_Exercise requirements:_ From the material beneath, pull every line with the word "heading".

_Records shown:_
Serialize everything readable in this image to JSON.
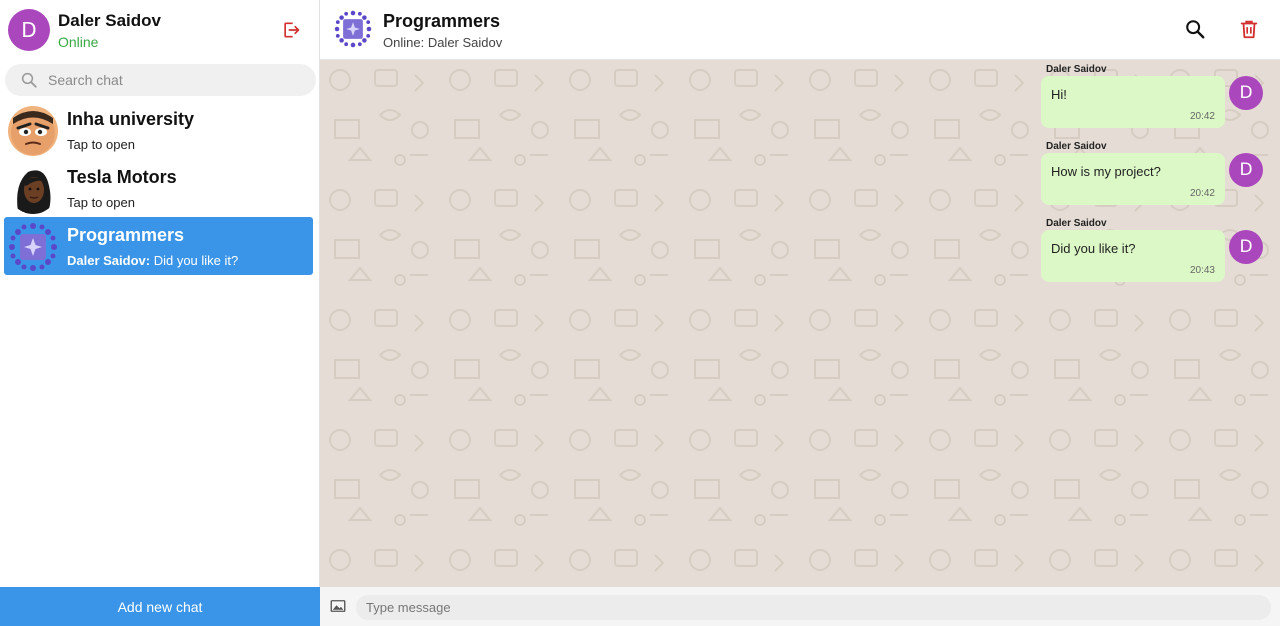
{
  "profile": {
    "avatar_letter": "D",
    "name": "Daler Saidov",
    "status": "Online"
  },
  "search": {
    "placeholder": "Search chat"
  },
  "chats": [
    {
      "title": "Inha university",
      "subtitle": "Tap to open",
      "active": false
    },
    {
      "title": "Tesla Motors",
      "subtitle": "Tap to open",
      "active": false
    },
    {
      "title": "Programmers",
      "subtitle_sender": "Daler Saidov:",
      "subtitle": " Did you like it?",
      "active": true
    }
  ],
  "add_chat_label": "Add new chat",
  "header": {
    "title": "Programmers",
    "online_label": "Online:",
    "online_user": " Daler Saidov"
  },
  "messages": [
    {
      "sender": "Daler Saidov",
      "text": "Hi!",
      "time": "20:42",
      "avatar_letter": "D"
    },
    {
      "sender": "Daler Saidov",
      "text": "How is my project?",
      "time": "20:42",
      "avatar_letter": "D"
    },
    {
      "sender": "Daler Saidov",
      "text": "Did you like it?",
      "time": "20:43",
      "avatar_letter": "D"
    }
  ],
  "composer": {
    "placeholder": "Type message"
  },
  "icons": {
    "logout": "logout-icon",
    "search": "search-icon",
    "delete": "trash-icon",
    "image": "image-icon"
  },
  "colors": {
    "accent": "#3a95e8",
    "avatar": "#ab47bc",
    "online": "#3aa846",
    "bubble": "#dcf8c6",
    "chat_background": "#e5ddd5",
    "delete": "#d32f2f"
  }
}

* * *

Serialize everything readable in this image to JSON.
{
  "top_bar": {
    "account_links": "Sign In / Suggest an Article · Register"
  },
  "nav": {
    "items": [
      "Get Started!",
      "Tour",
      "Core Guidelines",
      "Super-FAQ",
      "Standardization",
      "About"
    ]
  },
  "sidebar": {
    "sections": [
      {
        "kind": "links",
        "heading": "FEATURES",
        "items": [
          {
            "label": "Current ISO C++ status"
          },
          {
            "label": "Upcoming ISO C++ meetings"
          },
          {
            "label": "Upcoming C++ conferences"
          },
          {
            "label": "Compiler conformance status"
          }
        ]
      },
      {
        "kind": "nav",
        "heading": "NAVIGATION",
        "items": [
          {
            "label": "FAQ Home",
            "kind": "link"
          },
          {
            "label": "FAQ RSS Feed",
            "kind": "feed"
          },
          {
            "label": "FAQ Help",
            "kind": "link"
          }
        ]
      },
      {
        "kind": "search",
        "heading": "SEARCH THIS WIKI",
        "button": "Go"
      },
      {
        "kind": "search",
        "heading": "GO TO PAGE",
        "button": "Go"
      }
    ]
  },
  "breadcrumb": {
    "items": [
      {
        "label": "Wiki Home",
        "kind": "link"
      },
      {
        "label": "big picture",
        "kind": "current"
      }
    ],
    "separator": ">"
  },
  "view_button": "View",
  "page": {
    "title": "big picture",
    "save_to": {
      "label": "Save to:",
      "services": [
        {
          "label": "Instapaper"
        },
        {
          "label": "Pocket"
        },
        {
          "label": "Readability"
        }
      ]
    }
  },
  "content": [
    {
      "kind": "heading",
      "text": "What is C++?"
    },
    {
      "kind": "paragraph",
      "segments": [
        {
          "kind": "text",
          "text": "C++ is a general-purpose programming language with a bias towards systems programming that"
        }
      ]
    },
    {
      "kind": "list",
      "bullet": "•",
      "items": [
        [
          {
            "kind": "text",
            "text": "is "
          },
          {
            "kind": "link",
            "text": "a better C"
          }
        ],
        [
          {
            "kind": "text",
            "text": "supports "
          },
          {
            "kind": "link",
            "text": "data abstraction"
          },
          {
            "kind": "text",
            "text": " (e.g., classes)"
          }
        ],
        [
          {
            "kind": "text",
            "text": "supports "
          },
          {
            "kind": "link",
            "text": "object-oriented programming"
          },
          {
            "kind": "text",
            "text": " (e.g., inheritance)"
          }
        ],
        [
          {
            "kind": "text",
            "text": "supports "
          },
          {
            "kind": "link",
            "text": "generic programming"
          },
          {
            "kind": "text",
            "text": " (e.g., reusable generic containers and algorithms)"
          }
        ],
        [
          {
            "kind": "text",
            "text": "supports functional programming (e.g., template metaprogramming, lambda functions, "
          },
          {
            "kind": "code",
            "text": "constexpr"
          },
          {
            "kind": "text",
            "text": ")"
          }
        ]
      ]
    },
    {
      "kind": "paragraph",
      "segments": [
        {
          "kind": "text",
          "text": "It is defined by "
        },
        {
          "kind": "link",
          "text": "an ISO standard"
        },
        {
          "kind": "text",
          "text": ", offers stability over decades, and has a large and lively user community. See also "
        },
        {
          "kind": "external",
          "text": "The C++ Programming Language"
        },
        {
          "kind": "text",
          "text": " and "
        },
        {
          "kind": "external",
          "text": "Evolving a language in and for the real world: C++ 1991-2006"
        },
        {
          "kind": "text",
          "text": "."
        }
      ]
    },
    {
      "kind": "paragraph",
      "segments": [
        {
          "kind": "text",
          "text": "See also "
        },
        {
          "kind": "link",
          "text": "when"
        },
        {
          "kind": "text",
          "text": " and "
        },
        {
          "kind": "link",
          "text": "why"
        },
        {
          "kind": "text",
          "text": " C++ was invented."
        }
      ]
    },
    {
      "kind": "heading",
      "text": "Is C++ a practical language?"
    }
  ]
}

_Answer section:_
        "heading": "FEATURES",
        "heading": "NAVIGATION",
        "heading": "SEARCH THIS WIKI",
        "heading": "GO TO PAGE",
      "kind": "heading",
      "kind": "heading",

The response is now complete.